In 1901, the Atlantic cod, the staple of fish and chips everywhere, could be found off the coast of Canada weighing 60 pounds. In recent years, they average 18.6 pounds, a 69 percent reduction. The fish had evolved.
The evolution is a response to human-induced pressures on the population, according to a paper by incoming UC Santa Cruz professor Eric Palkovacs.
Palkovacs’ paper, “The Overfishing Debate: an Eco-Evolutionary Perspective,” discusses how people are unknowingly causing the evolution of different characteristics, or traits, in wild populations. But these changes are not limited to cod — they’re happening everywhere.
“[The] range of human effects that can cause contemporary evolution is quite large, and ecological consequences can be quite widespread,” Palkovacs said. “By changing the traits of species, people can be changing the way ecosystems work.”

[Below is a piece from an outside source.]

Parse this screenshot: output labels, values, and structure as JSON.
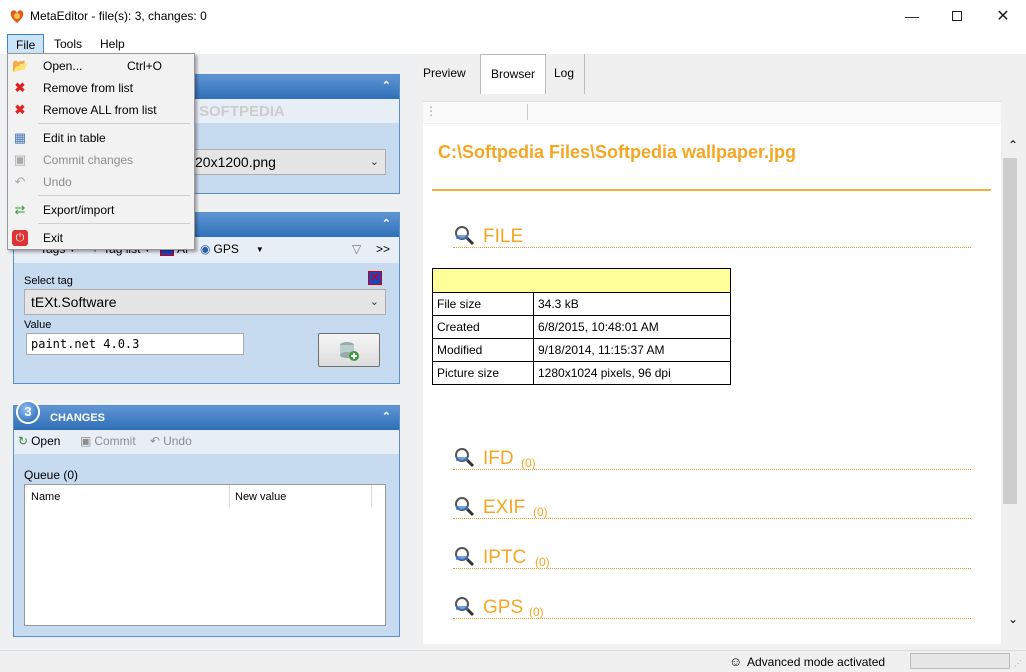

Currently at Duke University in North Carolina, Palkovacs will be a faculty member at UCSC in July. Palkovacs’ research focuses on fish and fisheries, systems which he said are dramatically affected by human-induced evolution.
Stephan Munch, a fisheries ecologist for the National Oceanic and Atmospheric Association (NOAA), explained why fisheries are so affected by humans.
“In harvesting wild populations, we selectively kill the animals with traits we value, so these traits decrease in frequency,” Munch said. “We tend to harvest larger fish preferentially to smaller fish. This results in populations that mature earlier and at smaller sizes, which tend to produce fewer offspring.”
Palkovacs said these changes can also affect the diet of the fish, wreaking havoc on local food webs.
“When fish are smaller, sometimes the prey they consume changes because they no longer reach a large enough body size to consume some of the larger prey items,” Palkovacs said.
In fact, as Palkovacs and colleagues detail in another paper, “Fates Beyond Traits: Ecological Consequences of Human-Induced Trait Change,” these changes are not even limited to fish. Species everywhere are evolving in response to human pressures.
Climate change, pollution, dam building and trophy hunting are just a few of the issues that are causing species to change rapidly. In their paper, Palkovacs and colleagues report that evolution caused by people can occur two or three times faster than natural evolution.
“[One] major aspect of this area of research that is really an important point to emphasize is the speed at which these evolutionary changes are happening,” Palkovacs said.
These trait changes are widespread and caused by many factors, which could make overcoming them very difficult. Pearse, an evolutionary biologist working with NOAA, says different species require different techniques to mitigate these problems.
“It depends a lot on the life history and biology of the species that we’re looking at,” Pearse said. “It’s going to be really different for different species.”
However, Palkovacs said not all of these trait changes need to be mitigated. Despite the extensive research that has been conducted on the damaging effects of human-induced change, he said there are a few circumstances in which it has actually had a positive effect on the environment.
Species can respond to human effects by evolving greater resistance to environmental change, Palkovacs said. This actually helps buffer the entire ecosystem against future impacts. Research on these positive effects is rare, however Palkovacs said that might be because of how hard the effects are to study.
“[That’s] a very difficult process to actually study because your evidence becomes the absence of change, and it’s very hard to study the absence of change,” Palkovacs said.
Human-induced evolution will continue to be the focus of Palkovacs’ work when he begins at UCSC, which he said he is very excited about.
“It provides the ideal environment for me to explore my research interests,” Palkovacs said. “My major research objectives will be to continue to explore these linkages between contemporary evolutionary processes and ecological processes.”